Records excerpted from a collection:
----------

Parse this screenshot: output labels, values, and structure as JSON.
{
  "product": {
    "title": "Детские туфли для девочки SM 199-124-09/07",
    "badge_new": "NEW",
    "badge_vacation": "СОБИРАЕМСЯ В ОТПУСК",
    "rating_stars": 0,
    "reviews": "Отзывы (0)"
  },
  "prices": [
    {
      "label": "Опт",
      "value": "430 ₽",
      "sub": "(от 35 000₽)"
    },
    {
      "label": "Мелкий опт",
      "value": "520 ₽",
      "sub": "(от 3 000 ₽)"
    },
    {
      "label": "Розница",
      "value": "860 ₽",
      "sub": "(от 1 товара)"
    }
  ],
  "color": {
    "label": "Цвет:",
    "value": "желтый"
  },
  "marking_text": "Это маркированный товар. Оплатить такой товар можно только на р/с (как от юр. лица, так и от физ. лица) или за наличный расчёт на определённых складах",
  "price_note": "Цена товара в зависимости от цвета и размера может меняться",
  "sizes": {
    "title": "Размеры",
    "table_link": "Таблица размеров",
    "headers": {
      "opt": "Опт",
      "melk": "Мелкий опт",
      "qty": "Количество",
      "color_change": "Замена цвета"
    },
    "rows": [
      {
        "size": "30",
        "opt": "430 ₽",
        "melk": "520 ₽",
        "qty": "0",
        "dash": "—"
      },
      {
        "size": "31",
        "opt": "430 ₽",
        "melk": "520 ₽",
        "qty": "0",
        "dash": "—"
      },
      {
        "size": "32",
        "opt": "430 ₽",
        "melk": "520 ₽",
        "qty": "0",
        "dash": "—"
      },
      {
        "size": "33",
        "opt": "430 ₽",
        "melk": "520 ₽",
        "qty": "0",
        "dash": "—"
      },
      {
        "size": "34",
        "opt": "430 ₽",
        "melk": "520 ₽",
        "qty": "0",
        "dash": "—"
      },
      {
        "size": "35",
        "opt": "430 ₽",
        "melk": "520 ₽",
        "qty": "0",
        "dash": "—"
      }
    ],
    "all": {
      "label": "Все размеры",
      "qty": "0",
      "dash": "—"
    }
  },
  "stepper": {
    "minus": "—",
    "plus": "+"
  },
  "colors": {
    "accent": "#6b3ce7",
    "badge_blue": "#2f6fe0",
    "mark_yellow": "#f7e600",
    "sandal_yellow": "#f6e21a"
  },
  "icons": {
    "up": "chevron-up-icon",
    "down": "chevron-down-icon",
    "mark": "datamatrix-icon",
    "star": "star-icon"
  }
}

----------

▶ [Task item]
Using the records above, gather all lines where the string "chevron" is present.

▶ [Written response]
    "up": "chevron-up-icon",
    "down": "chevron-down-icon",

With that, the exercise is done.